I had just finished putting three squealing kids into bed. You know the usual routine of a quick squirt down with water, finding whatever clean clothes they have to wear as pajamas, brush teeth and a story that never seems to end.
All kids were in their bunks still screaming complaints of not being tired when I walked up the steps into our pilot house. Carl was in his typical nightly position of lying in the sea berth with his iPad on his chest. Knees propped up trying to get some much needed cool air around his legs and man bits. Sticky hot.
I tried to start up conversation but I realized then he was deep in the zone of reading emails. I shut up, only the mosquitoes were listening.
He closed his iPad and let out a long dramatic breath.
“I’ve been offered a job”
“Ok, what sort of job? Partime, full-time? State-side?”
I had so many questions that I threw at him. I was excited for him but also afraid of what it might mean for the kids and I.
From reading my last post you will know that he helped deliver a sailboat from St. Thomas (USVI) to St. Maarten. It’s been about 3 weeks since the delivery and he has been working 8am to 4pm Monday to Friday on the same boat as a temporary engineer with a long to-do list.
This has now put us in St. Maarten for just over 3 months, I would almost class us as residents. I don’t hate St. Maarten, you can get a lot of stuff done here but I’m extremely itching to leave – and that was 3 months ago.
It hasn’t been the easiest sitting on anchor while Carl goes off to work. Ive been without a dinghy and have rely on our neighbors on Last Call to give us a ride to places. Love you Frances.
What’s the new job then?
The captain on said sailboat is moving on and the position has been laid out on a platter for the taking. Lets just hang the carrot of a professional chef and clean clothes in front of a cruiser.
My anxiety went through the roof. I didn’t want to live on a sailboat with 3 kids by myself, I just don’t have it in me. I could barely last the 3 days he was gone to deliver the boat. On the other hand we really need the money. Where would this 106’ sailboat cruise? Was I to just follow him around and have to schedule in time to see him?
I was scared that I would just blurt out all my worries and totally freak him out.
Carl loves working, especially on boats and his type of personality doesn’t really belong cruising on a 48’ sailboat. You know the type – he can’t sit still and always has to be fixing something or talking to someone. He’s the silver back of our family. He’s the leader, the muscle, and the one that likes to be surrounded by people to help pick bugs off his body – well maybe that’s taking it too far.
I didn’t want to crush his dreams, only twist it into something that works for the whole family.
Would you take the job and toss your dreams into the wind? Is it possible to have a career while sailing the world with your family?
We talked and talked some more and are making it work.

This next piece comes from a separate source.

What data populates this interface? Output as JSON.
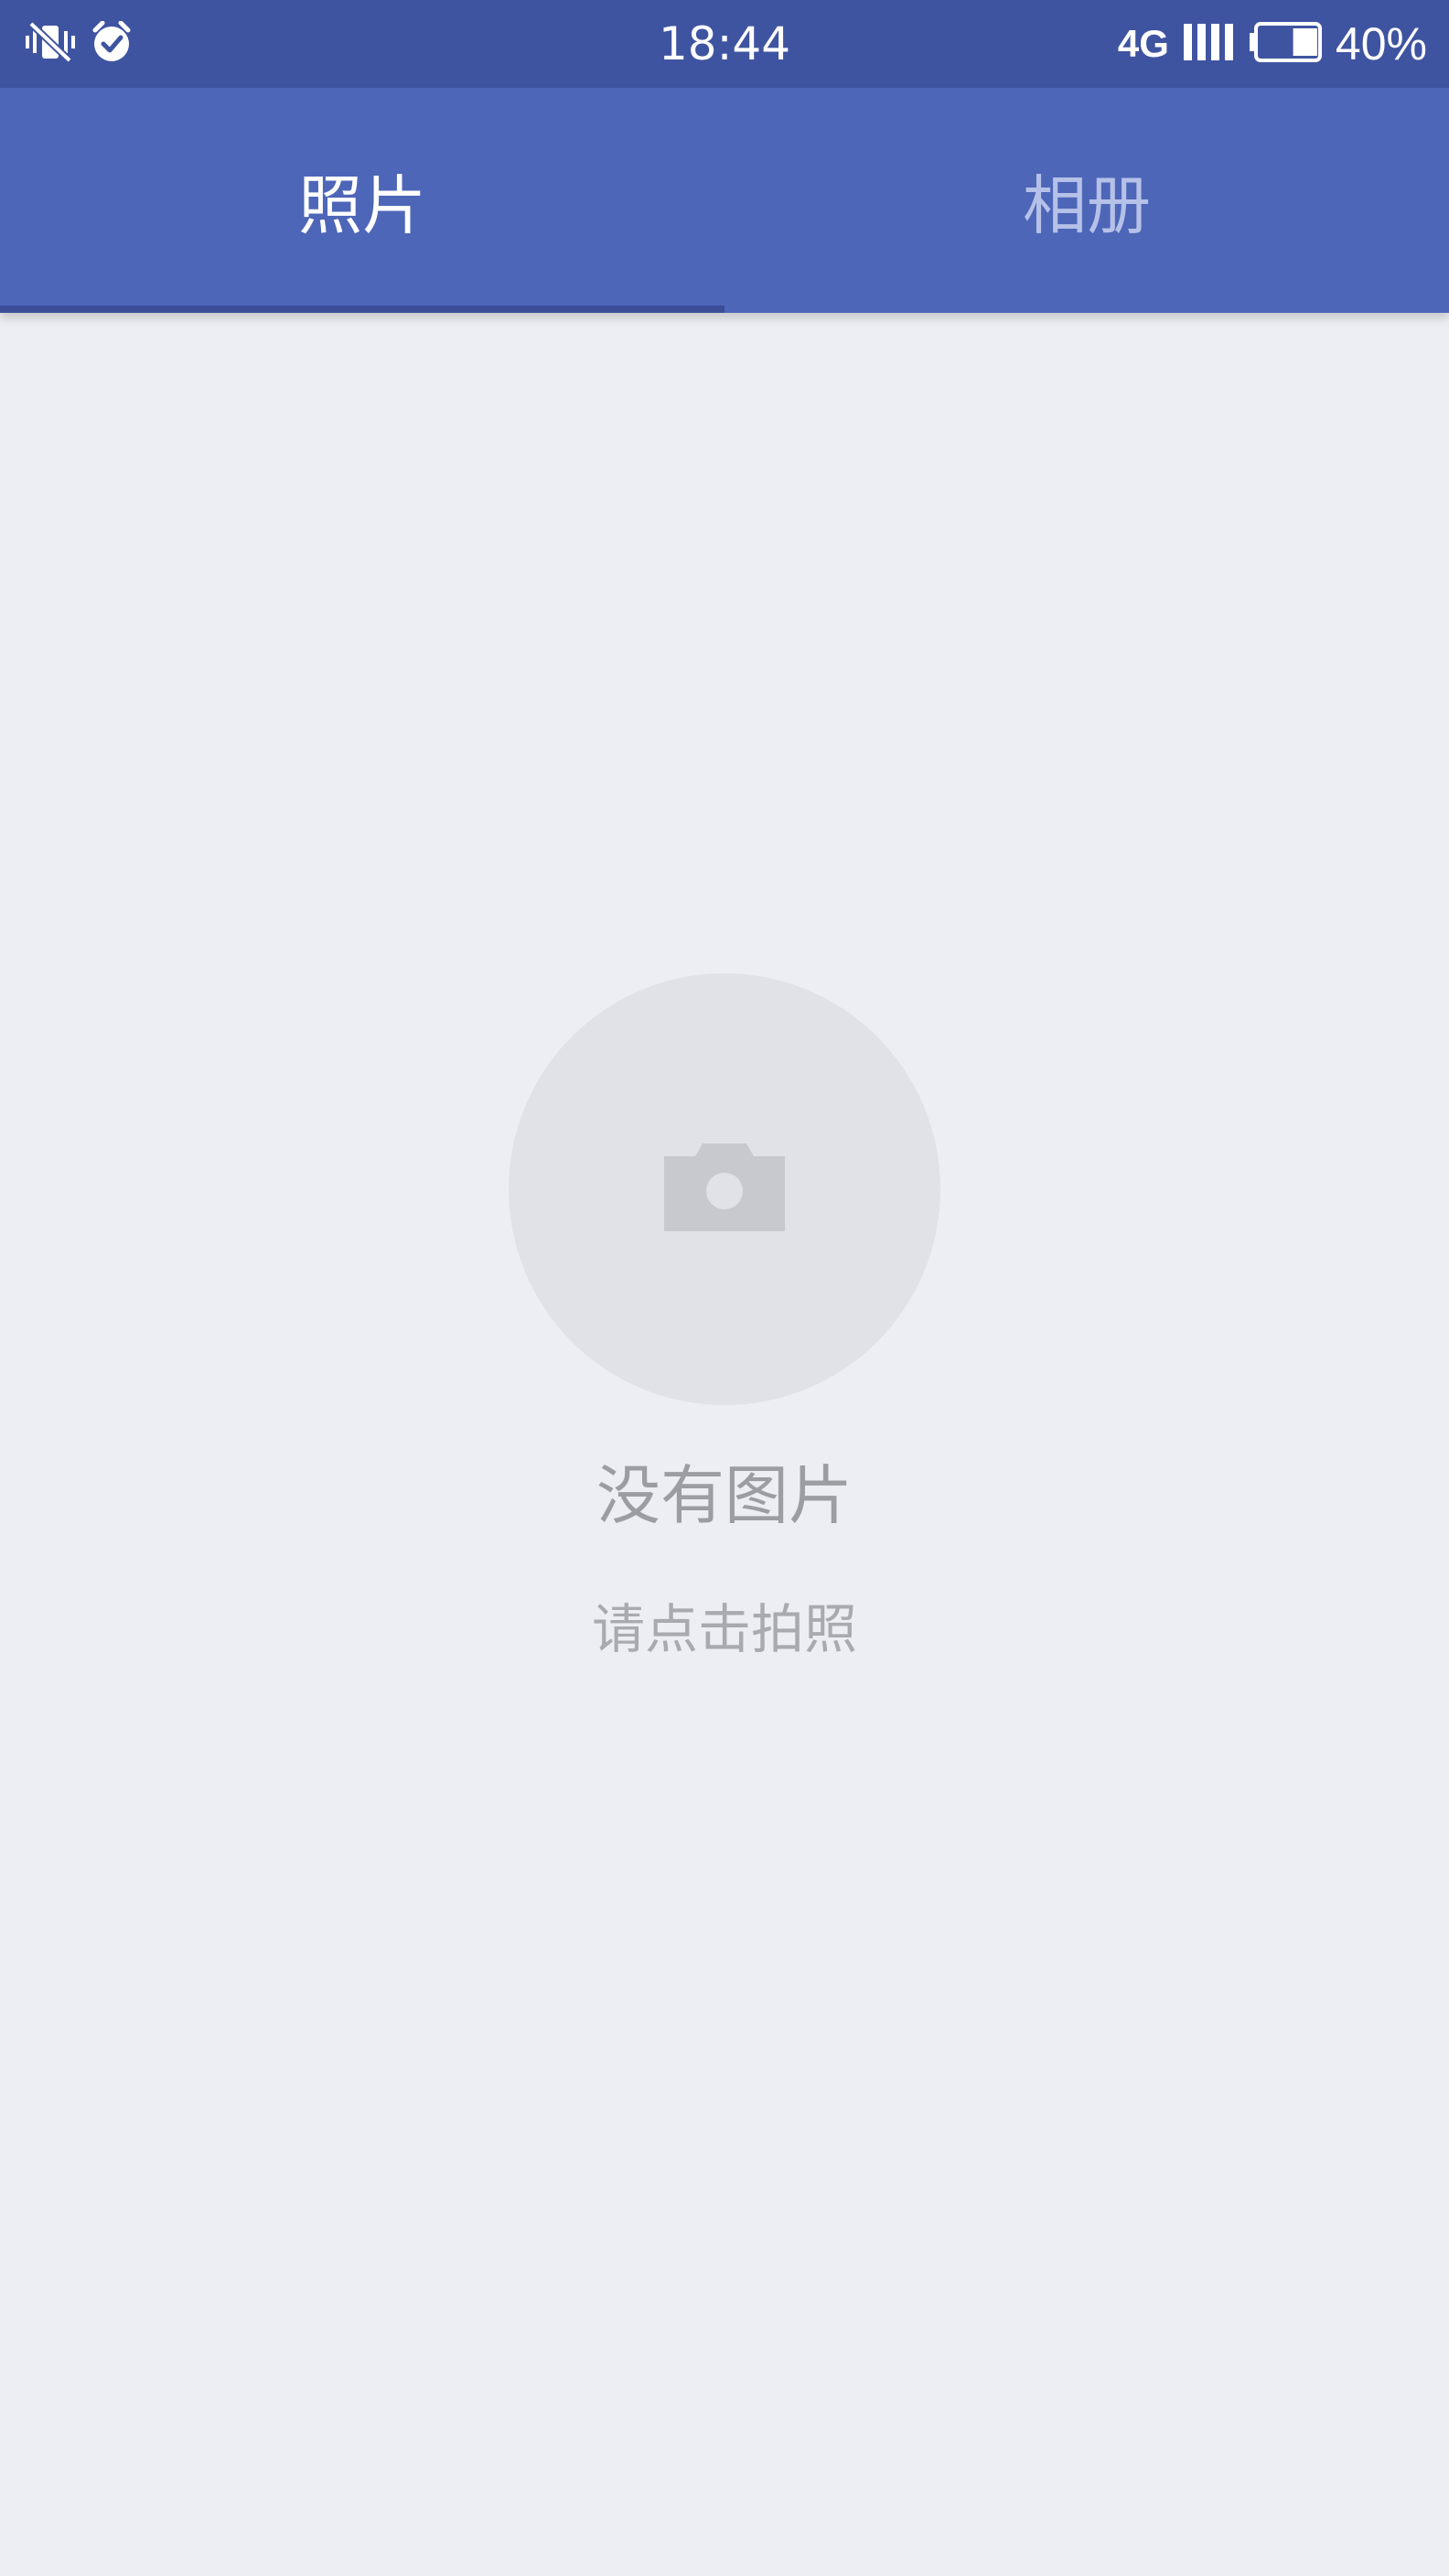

Carl will be leaving in March to do a week long charter in the Virgin Islands and then delivering the sailboat to Newport, RI. He has been offered the job full time if he would like it but we have chosen to accept it as far as Rode Island and re-evaluate then.

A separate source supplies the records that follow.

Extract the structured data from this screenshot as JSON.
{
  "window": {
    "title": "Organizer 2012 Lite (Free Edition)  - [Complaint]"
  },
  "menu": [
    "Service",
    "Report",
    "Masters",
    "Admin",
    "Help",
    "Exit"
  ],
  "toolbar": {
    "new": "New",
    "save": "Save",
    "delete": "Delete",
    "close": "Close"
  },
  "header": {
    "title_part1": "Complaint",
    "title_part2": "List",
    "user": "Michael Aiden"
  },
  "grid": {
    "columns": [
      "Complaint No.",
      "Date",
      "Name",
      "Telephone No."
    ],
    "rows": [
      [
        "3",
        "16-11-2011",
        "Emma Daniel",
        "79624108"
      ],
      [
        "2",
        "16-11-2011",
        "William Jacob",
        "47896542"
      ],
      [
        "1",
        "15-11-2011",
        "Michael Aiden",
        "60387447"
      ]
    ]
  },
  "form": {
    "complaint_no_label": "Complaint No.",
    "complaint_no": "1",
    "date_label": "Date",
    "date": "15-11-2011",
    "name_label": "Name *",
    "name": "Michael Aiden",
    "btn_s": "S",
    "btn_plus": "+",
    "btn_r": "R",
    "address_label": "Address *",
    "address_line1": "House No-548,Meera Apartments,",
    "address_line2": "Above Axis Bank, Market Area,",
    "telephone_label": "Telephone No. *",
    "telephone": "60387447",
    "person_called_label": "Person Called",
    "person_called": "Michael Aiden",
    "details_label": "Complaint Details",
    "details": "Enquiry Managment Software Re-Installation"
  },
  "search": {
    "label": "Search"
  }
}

We will sail Abeona to Tortola (British Virgin Islands) where I will hang with the kids while Carl works. Please someone come visit me. By moving, Carl should be able to visit us before and after the charter.

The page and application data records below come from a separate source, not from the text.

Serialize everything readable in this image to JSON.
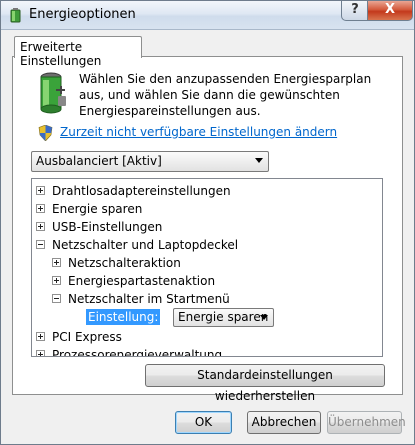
{
  "window": {
    "title": "Energieoptionen",
    "help_glyph": "?",
    "close_glyph": "X"
  },
  "tab": {
    "label": "Erweiterte Einstellungen"
  },
  "intro_text": "Wählen Sie den anzupassenden Energiesparplan aus, und wählen Sie dann die gewünschten Energiespareinstellungen aus.",
  "change_link": "Zurzeit nicht verfügbare Einstellungen ändern",
  "plan_select": {
    "value": "Ausbalanciert [Aktiv]"
  },
  "tree": {
    "items": [
      {
        "label": "Drahtlosadaptereinstellungen",
        "state": "collapsed"
      },
      {
        "label": "Energie sparen",
        "state": "collapsed"
      },
      {
        "label": "USB-Einstellungen",
        "state": "collapsed"
      },
      {
        "label": "Netzschalter und Laptopdeckel",
        "state": "expanded"
      },
      {
        "label": "Netzschalteraktion",
        "state": "collapsed"
      },
      {
        "label": "Energiespartastenaktion",
        "state": "collapsed"
      },
      {
        "label": "Netzschalter im Startmenü",
        "state": "expanded"
      },
      {
        "label": "PCI Express",
        "state": "collapsed"
      },
      {
        "label": "Prozessorenergieverwaltung",
        "state": "collapsed"
      }
    ],
    "setting": {
      "label": "Einstellung:",
      "value": "Energie sparen"
    }
  },
  "buttons": {
    "restore": "Standardeinstellungen wiederherstellen",
    "ok": "OK",
    "cancel": "Abbrechen",
    "apply": "Übernehmen"
  },
  "colors": {
    "selection": "#3399ff",
    "link": "#0066cc",
    "close_red": "#c3391c"
  }
}
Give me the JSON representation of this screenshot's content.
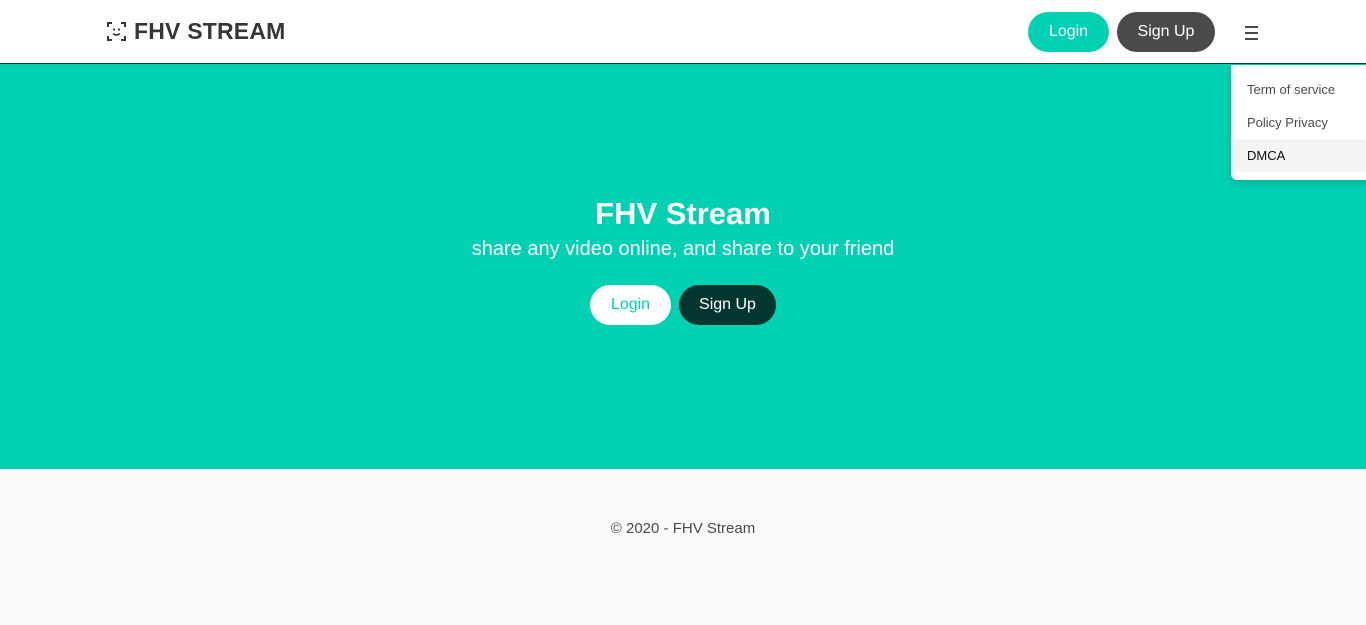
{
  "navbar": {
    "brand": {
      "icon": "face-scan-icon",
      "title": "FHV STREAM"
    },
    "login_label": "Login",
    "signup_label": "Sign Up",
    "menu_icon": "hamburger-menu-icon"
  },
  "dropdown": {
    "items": [
      {
        "label": "Term of service"
      },
      {
        "label": "Policy Privacy"
      },
      {
        "label": "DMCA"
      }
    ]
  },
  "hero": {
    "title": "FHV Stream",
    "subtitle": "share any video online, and share to your friend",
    "login_label": "Login",
    "signup_label": "Sign Up"
  },
  "footer": {
    "copyright": "© 2020 - FHV Stream"
  },
  "colors": {
    "primary": "#00d1b2",
    "dark": "#4a4a4a",
    "hero_signup": "#043630",
    "background": "#fafafa"
  }
}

In our total dreamland Carl would land a rotation job on either a sailboat or motor boat enabling us to still sail to awesome places while earning money along the way. 3 months on, 3 months off would be perfect.
So what was a holy crap moment has turned out not to be that bad – thus far. He has his foot in the door with a megayacht management company and possible future rotation job on a sailboat.
When we leave the BVI we still plan to go south and hopefully catch up with our friends. Yay!! You know the whole cake and eating it too business. Gosh there are going to be some tears when we have to leave everybody in St. Maarten, it’s the hardest thing of living a cruisers life. Making friends only to leave them. Second to that is finding work of course.
People ask how we make it all work. Schooling, working, adulting. This is just part of the tale.